[Collected data entries]
+ + +

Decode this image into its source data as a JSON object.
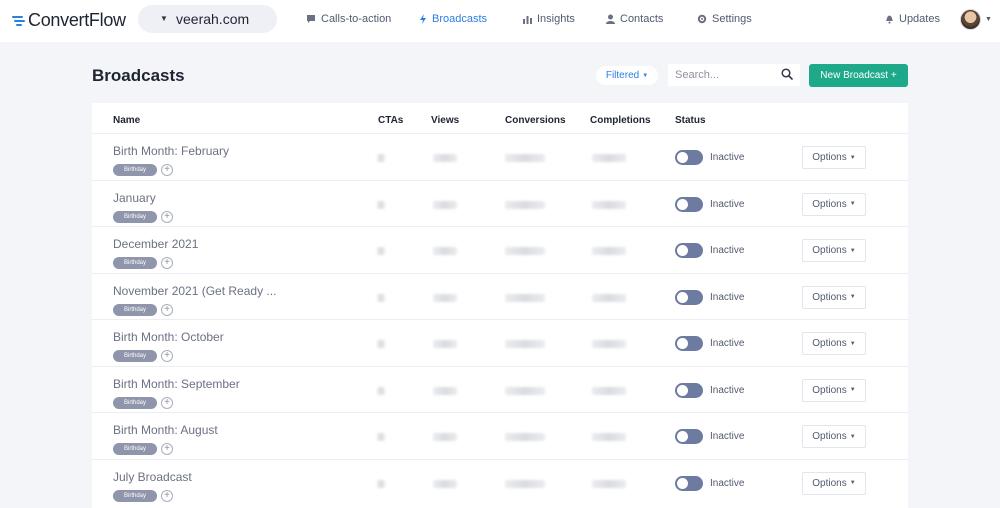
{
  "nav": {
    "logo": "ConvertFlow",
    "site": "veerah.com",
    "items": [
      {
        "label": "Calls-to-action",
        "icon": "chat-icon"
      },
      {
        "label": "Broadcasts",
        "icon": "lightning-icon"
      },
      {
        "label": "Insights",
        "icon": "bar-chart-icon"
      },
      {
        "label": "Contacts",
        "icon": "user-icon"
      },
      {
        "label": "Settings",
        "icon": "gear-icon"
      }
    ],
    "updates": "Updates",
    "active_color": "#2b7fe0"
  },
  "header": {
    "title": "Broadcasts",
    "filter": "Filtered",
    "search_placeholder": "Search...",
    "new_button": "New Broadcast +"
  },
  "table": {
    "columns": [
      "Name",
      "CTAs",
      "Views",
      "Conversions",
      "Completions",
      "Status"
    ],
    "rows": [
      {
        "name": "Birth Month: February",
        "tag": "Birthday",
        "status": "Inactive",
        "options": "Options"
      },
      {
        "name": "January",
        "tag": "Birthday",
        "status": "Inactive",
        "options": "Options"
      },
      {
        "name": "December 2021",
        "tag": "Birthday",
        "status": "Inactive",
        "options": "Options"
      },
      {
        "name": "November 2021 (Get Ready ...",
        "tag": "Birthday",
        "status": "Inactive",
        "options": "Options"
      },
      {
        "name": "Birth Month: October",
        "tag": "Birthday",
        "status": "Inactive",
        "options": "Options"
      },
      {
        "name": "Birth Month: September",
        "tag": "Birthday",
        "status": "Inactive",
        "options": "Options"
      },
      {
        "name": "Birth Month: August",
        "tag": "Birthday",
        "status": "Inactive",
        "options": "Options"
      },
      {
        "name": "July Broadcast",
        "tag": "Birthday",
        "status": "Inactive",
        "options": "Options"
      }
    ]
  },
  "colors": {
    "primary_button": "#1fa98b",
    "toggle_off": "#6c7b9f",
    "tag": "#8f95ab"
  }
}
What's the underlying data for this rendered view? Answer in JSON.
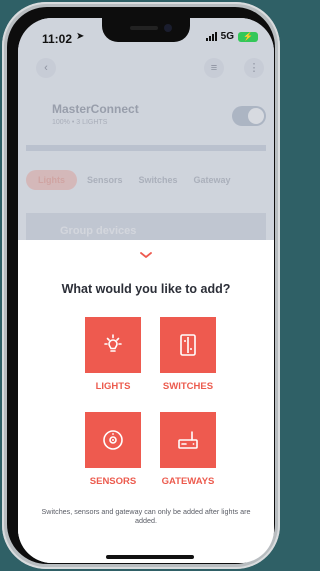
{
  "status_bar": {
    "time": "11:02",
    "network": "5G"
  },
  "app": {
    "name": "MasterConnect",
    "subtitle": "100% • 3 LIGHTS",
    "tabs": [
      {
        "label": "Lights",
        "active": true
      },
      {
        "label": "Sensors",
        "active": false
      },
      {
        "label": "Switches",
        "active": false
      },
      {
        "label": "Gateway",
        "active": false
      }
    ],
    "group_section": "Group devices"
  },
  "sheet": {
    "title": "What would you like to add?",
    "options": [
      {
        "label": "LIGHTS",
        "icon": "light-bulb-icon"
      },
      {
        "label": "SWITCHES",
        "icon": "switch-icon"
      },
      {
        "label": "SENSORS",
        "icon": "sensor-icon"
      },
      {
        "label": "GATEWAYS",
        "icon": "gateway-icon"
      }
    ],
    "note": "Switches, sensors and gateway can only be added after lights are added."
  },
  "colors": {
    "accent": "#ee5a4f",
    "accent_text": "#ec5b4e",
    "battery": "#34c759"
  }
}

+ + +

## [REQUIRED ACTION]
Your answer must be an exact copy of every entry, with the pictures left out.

## [EXERCISE OUTPUT]
Decode this image into its source data as a JSON object.
{
  "nav": {
    "logo": "ConvertFlow",
    "site": "veerah.com",
    "items": [
      {
        "label": "Calls-to-action",
        "icon": "chat-icon"
      },
      {
        "label": "Broadcasts",
        "icon": "lightning-icon"
      },
      {
        "label": "Insights",
        "icon": "bar-chart-icon"
      },
      {
        "label": "Contacts",
        "icon": "user-icon"
      },
      {
        "label": "Settings",
        "icon": "gear-icon"
      }
    ],
    "updates": "Updates",
    "active_color": "#2b7fe0"
  },
  "header": {
    "title": "Broadcasts",
    "filter": "Filtered",
    "search_placeholder": "Search...",
    "new_button": "New Broadcast +"
  },
  "table": {
    "columns": [
      "Name",
      "CTAs",
      "Views",
      "Conversions",
      "Completions",
      "Status"
    ],
    "rows": [
      {
        "name": "Birth Month: February",
        "tag": "Birthday",
        "status": "Inactive",
        "options": "Options"
      },
      {
        "name": "January",
        "tag": "Birthday",
        "status": "Inactive",
        "options": "Options"
      },
      {
        "name": "December 2021",
        "tag": "Birthday",
        "status": "Inactive",
        "options": "Options"
      },
      {
        "name": "November 2021 (Get Ready ...",
        "tag": "Birthday",
        "status": "Inactive",
        "options": "Options"
      },
      {
        "name": "Birth Month: October",
        "tag": "Birthday",
        "status": "Inactive",
        "options": "Options"
      },
      {
        "name": "Birth Month: September",
        "tag": "Birthday",
        "status": "Inactive",
        "options": "Options"
      },
      {
        "name": "Birth Month: August",
        "tag": "Birthday",
        "status": "Inactive",
        "options": "Options"
      },
      {
        "name": "July Broadcast",
        "tag": "Birthday",
        "status": "Inactive",
        "options": "Options"
      }
    ]
  },
  "colors": {
    "primary_button": "#1fa98b",
    "toggle_off": "#6c7b9f",
    "tag": "#8f95ab"
  }
}
What's the underlying data for this rendered view? Answer in JSON.
{
  "status_bar": {
    "time": "11:02",
    "network": "5G"
  },
  "app": {
    "name": "MasterConnect",
    "subtitle": "100% • 3 LIGHTS",
    "tabs": [
      {
        "label": "Lights",
        "active": true
      },
      {
        "label": "Sensors",
        "active": false
      },
      {
        "label": "Switches",
        "active": false
      },
      {
        "label": "Gateway",
        "active": false
      }
    ],
    "group_section": "Group devices"
  },
  "sheet": {
    "title": "What would you like to add?",
    "options": [
      {
        "label": "LIGHTS",
        "icon": "light-bulb-icon"
      },
      {
        "label": "SWITCHES",
        "icon": "switch-icon"
      },
      {
        "label": "SENSORS",
        "icon": "sensor-icon"
      },
      {
        "label": "GATEWAYS",
        "icon": "gateway-icon"
      }
    ],
    "note": "Switches, sensors and gateway can only be added after lights are added."
  },
  "colors": {
    "accent": "#ee5a4f",
    "accent_text": "#ec5b4e",
    "battery": "#34c759"
  }
}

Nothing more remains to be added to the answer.